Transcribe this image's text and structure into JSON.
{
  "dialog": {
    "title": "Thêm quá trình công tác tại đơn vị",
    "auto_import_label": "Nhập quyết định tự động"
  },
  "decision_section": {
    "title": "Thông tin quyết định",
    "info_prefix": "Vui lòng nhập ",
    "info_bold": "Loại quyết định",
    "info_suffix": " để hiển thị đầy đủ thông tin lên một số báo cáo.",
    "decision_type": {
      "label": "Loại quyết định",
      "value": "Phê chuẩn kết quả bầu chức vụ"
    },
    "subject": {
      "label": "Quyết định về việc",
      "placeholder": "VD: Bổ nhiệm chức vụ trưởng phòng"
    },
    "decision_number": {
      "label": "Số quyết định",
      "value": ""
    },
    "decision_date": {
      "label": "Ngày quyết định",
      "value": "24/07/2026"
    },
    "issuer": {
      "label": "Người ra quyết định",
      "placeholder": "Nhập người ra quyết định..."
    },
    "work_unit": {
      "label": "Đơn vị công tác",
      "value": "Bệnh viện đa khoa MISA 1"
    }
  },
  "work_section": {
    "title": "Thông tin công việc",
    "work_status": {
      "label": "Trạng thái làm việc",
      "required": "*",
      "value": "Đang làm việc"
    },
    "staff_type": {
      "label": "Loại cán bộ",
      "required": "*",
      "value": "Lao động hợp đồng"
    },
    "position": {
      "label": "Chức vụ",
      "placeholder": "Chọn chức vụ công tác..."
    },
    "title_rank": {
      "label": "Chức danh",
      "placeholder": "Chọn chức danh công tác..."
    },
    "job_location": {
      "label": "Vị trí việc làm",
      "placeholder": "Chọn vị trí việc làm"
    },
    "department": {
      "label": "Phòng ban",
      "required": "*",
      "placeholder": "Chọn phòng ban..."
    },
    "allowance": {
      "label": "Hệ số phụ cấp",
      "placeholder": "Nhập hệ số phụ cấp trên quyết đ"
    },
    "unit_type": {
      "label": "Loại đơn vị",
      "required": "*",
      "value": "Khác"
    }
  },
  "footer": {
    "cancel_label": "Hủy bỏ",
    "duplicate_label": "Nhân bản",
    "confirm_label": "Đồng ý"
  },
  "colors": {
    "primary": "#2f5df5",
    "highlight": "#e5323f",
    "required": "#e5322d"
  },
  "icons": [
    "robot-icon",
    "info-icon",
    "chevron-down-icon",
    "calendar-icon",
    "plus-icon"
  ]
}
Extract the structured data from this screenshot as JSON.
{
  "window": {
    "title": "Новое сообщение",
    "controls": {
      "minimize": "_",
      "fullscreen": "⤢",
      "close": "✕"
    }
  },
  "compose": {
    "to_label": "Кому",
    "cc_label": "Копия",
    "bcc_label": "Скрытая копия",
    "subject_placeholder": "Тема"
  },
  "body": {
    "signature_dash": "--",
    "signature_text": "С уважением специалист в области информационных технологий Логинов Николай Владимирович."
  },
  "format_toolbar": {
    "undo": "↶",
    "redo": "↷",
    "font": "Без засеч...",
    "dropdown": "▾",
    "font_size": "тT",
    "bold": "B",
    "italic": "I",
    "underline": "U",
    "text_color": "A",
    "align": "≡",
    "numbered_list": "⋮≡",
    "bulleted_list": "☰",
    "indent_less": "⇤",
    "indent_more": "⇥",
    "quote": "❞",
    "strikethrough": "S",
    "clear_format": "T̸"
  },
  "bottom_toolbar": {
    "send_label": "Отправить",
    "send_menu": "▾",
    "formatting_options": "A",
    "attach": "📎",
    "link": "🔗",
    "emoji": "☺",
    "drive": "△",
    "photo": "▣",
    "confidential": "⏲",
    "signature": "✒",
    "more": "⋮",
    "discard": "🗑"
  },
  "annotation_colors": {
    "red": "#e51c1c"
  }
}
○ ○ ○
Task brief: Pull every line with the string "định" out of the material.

Exercise answer:
    "auto_import_label": "Nhập quyết định tự động"
    "title": "Thông tin quyết định",
    "info_bold": "Loại quyết định",
      "label": "Loại quyết định",
      "label": "Quyết định về việc",
      "label": "Số quyết định",
      "label": "Ngày quyết định",
      "label": "Người ra quyết định",
      "placeholder": "Nhập người ra quyết định..."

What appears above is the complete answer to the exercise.